Rep. Brian Fitzpatrick (R-Pa.) similarly filed amendments in defense of those programs, in addition to measures to limit oil and gas operations in the Delaware River Basin. He also backed language authorizing his vision of a carbon tax.

Democrats will look to limit drilling off California’s coast and other areas with amendments from Democratic California Reps. Mike Levin and Jimmy Panetta.

Mountain Valley pipeline

Rep. Carol Miller (R-W.Va.) introduced an amendment that closely mirrors old language that would try to force approval of the Mountain Valley pipeline, a 300-mile natural gas pipeline that would transport product from West Virginia to Virginia. It has been one of Sen. Joe Manchin’s (D-W.Va.) pet projects in recent years and was a key provision in his failed permitting overhaul effort last year.

Other politicians hailing from the Mid-Atlantic are eager to see the pipeline operate.
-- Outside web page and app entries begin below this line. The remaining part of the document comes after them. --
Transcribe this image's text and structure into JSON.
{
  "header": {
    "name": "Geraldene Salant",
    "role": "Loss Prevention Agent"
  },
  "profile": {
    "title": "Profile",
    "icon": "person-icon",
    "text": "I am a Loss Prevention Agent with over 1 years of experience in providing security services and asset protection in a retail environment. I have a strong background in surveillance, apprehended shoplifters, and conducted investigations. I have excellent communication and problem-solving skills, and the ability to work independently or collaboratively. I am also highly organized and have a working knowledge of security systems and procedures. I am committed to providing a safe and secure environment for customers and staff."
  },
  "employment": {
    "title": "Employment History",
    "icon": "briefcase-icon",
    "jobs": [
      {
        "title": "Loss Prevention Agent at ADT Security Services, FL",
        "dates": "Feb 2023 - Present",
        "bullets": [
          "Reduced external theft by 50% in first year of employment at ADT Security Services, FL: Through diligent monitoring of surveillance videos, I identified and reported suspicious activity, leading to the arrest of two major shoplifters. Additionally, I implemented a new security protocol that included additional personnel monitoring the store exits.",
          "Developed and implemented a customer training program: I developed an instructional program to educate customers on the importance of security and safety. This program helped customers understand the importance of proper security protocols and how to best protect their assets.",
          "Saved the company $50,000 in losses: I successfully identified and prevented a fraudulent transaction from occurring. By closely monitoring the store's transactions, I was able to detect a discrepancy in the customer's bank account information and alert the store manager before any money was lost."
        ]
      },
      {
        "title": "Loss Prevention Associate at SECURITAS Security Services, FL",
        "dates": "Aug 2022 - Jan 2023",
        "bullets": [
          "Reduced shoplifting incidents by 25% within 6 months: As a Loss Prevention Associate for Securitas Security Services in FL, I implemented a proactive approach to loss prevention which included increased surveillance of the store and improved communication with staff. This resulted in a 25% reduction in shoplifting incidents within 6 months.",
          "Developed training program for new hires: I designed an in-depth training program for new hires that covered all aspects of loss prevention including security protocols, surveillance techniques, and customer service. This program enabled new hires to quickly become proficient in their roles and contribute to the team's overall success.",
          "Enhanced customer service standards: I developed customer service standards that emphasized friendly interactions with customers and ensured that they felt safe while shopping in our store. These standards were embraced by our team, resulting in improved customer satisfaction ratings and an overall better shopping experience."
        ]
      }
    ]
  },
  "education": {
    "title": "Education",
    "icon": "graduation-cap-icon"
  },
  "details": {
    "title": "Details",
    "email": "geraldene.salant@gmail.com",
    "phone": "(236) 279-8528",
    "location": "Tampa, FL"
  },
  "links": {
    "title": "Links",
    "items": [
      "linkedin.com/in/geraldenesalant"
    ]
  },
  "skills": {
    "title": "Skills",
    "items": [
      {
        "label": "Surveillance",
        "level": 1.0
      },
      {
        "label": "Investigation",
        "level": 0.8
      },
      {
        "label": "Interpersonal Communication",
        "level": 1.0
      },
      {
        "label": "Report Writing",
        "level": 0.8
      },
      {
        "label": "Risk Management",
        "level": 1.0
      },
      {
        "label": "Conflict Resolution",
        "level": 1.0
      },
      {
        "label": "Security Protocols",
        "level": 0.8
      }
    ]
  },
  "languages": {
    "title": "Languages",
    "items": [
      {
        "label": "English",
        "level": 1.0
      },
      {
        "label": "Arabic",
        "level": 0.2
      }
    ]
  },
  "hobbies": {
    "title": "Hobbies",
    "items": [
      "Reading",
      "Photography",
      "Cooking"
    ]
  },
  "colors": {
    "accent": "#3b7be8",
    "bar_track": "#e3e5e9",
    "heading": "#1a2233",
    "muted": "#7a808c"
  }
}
But Republicans have previously opposed the idea of singling out one project for special congressional treatment. And they might not want to hand Manchin a win at a time when the moderate Democrat mulls running for reelection.

Graves acknowledged that some lawmakers might not be keen on giving preferential treatment for such a project. But he said he understands the frustrations from the West Virginia lawmakers, calling Mountain Valley a “really critical pipeline that has really been dragged through the mud and caught up in political fodder.”

Graves said he had not made up his mind on whether to support any of the amendments. He was planning to read all of them on the plane ride back to Washington.

Graves downplayed the politics at play: “Do we really come in and say, ‘We’re going to jam Manchin and don’t want him to get a win?‘ Or do you come and say actually what’s right for the country? I hope that the latter would prevail.”